It may be okay for some people to be misinformed or unaware of facts; but when someone who is in a position where they should know the truth but ignores it, then there is a serious problem. When those people are then given a public platform to spread the inaccuracies, then it compounds the problem even more. We rely on our newspapers and television reports to give us facts, not lies. They should take that responsibility seriously and treat us with the respect that we deserve. I’m not one to give much time to conspiracy theories, but I have to wonder about this: The Fox Soccer Channel is part of the Fox television empire, which is also responsible for the Fox News channel, all of which are owned by Rupert Murdoch. That’s the same individual who owns ‘œthat tabloid rag of a newspaper’. Is that really just a coincidence, or do I see more in it that than I should? There’s a definite pattern with all of these examples, so perhaps it’s not surprising that all of them depend on style over substance, or sensationalism before accuracy. It’s all about audience numbers, and if that means lowering journalistic standards to increase those numbers then so be it.

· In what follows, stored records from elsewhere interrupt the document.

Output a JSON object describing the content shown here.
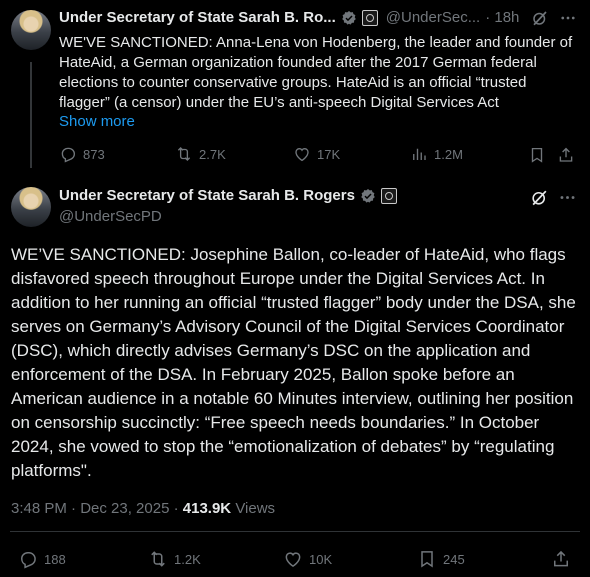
{
  "post1": {
    "author_name": "Under Secretary of State Sarah B. Ro...",
    "handle": "@UnderSec...",
    "time": "· 18h",
    "text": "WE'VE SANCTIONED: Anna-Lena von Hodenberg, the leader and founder of HateAid, a German organization founded after the 2017 German federal elections to counter conservative groups. HateAid is an official “trusted flagger” (a censor) under the EU’s anti-speech Digital Services Act",
    "show_more": "Show more",
    "replies": "873",
    "reposts": "2.7K",
    "likes": "17K",
    "views": "1.2M"
  },
  "post2": {
    "author_name": "Under Secretary of State Sarah B. Rogers",
    "handle": "@UnderSecPD",
    "text": "WE’VE SANCTIONED: Josephine Ballon, co-leader of HateAid, who flags disfavored speech throughout Europe under the Digital Services Act. In addition to her running an official “trusted flagger” body under the DSA, she serves on Germany’s Advisory Council of the Digital Services Coordinator (DSC), which directly advises Germany’s DSC on the application and enforcement of the DSA. In February 2025, Ballon spoke before an American audience in a notable 60 Minutes interview, outlining her position on censorship succinctly: “Free speech needs boundaries.” In October 2024, she vowed to stop the “emotionalization of debates” by “regulating platforms\".",
    "timestamp": "3:48 PM · Dec 23, 2025 ·",
    "views_count": "413.9K",
    "views_label": "Views",
    "replies": "188",
    "reposts": "1.2K",
    "likes": "10K",
    "bookmarks": "245"
  },
  "colors": {
    "background": "#000000",
    "text": "#e7e9ea",
    "muted": "#71767b",
    "link": "#1d9bf0",
    "verified": "#1d9bf0"
  }
}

Marshall Mcluhan famously said that the modern methods of mass communication would replace the print media through a process of ‘œelectronic interdependence’ leading to a new form of virtual society he called the ‘œglobal village.’ It’s easy to see that this is taking place as radio, television, internet blogs, and podcasts take the place of traditional in-depth written reporting. The sad part is that now any fool can have access to various mass media, and unfortunately many of them do. The global village is now a reality, and clearly we have more than a few global village idiots to contend with.
Finally, in response to Mr. Cohen’s challenge to a ‘œdebate’, I’ll throw down the gauntlet myself and invite him to come here to Vancouver to take part in a real Hillsborough discussion. Not a debate, because there’s nothing left after 20 years of studies and inquiries left open to debate. I’ll have a colleague or two on my side, and Mr. Cohen can bring one or two of his allies to support his side (if he has any!). We’ll find a suitable venue (one of the local colleges or universities would be ideal), we’ll find a moderator that we can both agree on to direct the proceedings and keep things in order, and then we’ll find out who has the true story and who’s spreading lies. I can’t wait to hear from him and find out more about his ‘œlogical’ arguments. But I won’t be holding my breath.